These particular FRTs are being marketed as replacement triggers for AR-type firearms. Unlike traditional triggers and binary triggers (sometimes referred to generally as “FRTs”), the subject FRTs do not require shooters to pull and then subsequently release the trigger to fire a second shot. Instead, these FRTs utilize the firing cycle to eliminate the need for the shooter to release the trigger before a second shot is fired. By contrast, some after-market triggers have similar components but also incorporate a disconnector or similar feature to ensure that the trigger must be released before a second shot may be fired and may not be machineguns.

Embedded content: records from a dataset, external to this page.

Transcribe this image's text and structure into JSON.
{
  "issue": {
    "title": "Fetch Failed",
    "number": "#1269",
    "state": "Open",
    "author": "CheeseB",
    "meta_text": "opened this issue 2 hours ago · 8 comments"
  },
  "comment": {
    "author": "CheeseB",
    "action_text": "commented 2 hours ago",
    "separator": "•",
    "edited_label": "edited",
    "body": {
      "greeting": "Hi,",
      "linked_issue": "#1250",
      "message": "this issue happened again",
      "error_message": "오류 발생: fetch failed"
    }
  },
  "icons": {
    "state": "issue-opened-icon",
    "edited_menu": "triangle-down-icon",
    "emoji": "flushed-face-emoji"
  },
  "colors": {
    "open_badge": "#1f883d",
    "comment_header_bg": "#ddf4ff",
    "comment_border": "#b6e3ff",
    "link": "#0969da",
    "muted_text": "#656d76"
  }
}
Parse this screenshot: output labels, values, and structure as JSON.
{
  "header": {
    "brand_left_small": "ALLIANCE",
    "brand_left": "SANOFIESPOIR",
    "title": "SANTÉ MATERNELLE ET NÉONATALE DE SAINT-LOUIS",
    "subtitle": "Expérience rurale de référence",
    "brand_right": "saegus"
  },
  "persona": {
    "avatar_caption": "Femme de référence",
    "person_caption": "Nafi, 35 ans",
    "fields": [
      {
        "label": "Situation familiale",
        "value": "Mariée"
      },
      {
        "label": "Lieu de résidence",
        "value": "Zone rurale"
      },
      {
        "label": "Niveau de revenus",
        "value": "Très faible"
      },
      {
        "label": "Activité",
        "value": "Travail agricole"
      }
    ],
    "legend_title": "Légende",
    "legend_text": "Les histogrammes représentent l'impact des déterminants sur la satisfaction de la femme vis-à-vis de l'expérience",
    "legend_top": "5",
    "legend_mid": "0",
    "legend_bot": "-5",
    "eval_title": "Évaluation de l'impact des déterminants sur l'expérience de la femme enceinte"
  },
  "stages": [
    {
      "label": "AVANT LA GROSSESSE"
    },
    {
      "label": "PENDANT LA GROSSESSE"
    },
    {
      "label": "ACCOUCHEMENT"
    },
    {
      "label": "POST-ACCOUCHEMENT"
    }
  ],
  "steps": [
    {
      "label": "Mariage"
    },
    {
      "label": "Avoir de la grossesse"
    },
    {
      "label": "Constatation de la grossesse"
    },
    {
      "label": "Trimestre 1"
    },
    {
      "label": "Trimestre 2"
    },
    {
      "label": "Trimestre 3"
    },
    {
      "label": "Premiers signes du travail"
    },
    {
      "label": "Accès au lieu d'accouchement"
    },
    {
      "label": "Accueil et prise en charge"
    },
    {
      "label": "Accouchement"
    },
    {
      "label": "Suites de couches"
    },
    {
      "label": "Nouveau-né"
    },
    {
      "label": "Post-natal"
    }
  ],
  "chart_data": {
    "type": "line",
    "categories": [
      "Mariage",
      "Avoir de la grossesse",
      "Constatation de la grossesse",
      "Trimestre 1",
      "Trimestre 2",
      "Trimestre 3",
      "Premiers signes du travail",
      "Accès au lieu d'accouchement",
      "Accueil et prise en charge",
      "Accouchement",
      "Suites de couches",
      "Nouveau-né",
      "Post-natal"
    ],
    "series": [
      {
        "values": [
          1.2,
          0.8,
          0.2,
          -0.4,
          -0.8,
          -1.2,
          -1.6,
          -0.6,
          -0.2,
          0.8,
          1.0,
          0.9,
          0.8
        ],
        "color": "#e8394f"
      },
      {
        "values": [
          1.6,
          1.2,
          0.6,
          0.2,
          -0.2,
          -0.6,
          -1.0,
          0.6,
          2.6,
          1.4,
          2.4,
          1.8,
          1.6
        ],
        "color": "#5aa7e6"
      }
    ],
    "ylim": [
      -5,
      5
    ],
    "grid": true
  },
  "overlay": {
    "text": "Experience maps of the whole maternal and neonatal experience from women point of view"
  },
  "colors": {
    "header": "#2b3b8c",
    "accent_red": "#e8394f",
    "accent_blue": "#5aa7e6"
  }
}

Both the NFA and GCA regulate machineguns. “Machinegun” is defined under 26 U.S.C. § 5845(b) and 18 U.S.C. § 921(a)(23) as— Any weapon which shoots, is designed to shoot, or can be readily restored to shoot, automatically more than one shot, without manual reloading, by a single function of the trigger. The term shall also include the frame or receiver of any such weapon, any part designed and intended solely and exclusively, or combination of parts designed and intended, for use in converting a weapon into a machinegun, and any combination of parts from which a machinegun can be assembled if such parts are in the possession or under the control of a person. (Emphasis added.)
ATF’s examination found that some FRT devices allow a firearm to automatically expel more than one shot with a single, continuous pull of the trigger. For this reason, ATF has concluded that FRTs that function in this way are a combination of parts designed and intended for use in converting a weapon into a machinegun, and hence, ATF has classified these devices as a “machinegun” as defined by the NFA and GCA. Accordingly, ATF’s position is that any FRT that allows a firearm to automatically expel more than one shot with a single, continuous pull of the trigger is a “machinegun”, and is accordingly subject to the GCA prohibitions regarding the possession, transfer, and transport of machineguns under 18 U.S.C. §§ 922(o) and 922(a)(4). They are also subject to registration, transfer, taxation, and possession restrictions under the NFA. See 26 U.S.C. §§ 5841, 5861; 27 CFR 479.101.
Under 26 U.S.C. § 5871, any person who violates or fails to comply with the provisions of the NFA may be fined up to $10,000 per violation and is subject to imprisonment for a term of up to ten years. Further, pursuant to 26 U.S.C. § 5872, any machinegun possessed or transferred in violation of the NFA is subject to seizure and forfeiture. Under 18 U.S.C. § 924(a)(2), any person who violates § 922(o) may be sent to prison for up to 10 years and fined up to $250,000 per person or $500,000 per organization.
Based on ATF’s determination that the FRTs that function as described above are “machineguns” under the NFA and GCA, ATF intends to take appropriate remedial action with respect to sellers and possessors of these devices. Current possessors of these devices are encouraged to contact ATF for further guidance on how they may divest possession. If you are uncertain whether the device you possess is a machinegun as defined by the GCA and NFA, please contact your local ATF Field Office. You may consult the local ATF Office’s webpage for office contact information.
Alphonso Hughes Assistant Director Enforcement Programs and Services
George Lauder Assistant Director Field Operations"